**What to do**
Search the records for "icon" and copy each line that holds it.

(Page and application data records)
++++++++++
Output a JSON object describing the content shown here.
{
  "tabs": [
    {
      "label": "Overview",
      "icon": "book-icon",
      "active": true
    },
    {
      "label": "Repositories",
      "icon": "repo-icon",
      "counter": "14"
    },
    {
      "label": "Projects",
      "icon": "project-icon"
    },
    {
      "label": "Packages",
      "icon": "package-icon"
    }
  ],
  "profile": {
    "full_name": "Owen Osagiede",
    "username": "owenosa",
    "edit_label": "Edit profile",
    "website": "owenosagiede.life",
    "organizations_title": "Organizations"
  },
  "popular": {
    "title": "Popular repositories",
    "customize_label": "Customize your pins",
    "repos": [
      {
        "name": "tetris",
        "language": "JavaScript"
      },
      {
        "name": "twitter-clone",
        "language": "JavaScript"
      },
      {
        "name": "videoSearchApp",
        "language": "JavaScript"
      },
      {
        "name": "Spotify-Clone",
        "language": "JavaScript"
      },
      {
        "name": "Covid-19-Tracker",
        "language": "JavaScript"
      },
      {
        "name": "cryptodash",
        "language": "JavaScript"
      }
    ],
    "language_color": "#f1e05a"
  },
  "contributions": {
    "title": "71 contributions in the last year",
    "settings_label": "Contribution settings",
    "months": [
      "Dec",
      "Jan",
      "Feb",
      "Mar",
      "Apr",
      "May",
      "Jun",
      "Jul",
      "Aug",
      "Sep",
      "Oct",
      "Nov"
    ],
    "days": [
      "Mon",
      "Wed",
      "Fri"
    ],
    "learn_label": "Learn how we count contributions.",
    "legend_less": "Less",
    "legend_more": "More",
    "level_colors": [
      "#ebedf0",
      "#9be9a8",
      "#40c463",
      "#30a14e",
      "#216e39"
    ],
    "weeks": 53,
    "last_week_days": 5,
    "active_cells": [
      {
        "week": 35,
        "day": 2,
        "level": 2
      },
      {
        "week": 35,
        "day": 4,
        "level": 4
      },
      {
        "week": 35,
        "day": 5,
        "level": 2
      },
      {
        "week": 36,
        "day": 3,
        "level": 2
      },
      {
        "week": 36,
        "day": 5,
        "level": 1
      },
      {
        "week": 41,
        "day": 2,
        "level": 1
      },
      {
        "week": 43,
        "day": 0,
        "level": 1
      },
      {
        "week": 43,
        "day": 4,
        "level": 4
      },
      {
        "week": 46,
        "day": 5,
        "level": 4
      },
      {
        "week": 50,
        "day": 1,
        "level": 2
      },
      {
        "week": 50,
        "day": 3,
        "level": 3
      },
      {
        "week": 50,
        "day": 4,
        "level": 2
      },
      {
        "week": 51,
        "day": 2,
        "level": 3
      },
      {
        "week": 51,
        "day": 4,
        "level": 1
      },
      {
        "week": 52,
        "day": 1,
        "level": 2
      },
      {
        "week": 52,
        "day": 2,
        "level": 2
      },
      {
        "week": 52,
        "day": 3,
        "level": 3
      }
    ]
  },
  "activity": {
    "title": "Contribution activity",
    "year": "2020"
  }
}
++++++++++
**Response box**
      "icon": "book-icon",
      "icon": "repo-icon",
      "icon": "project-icon"
      "icon": "package-icon"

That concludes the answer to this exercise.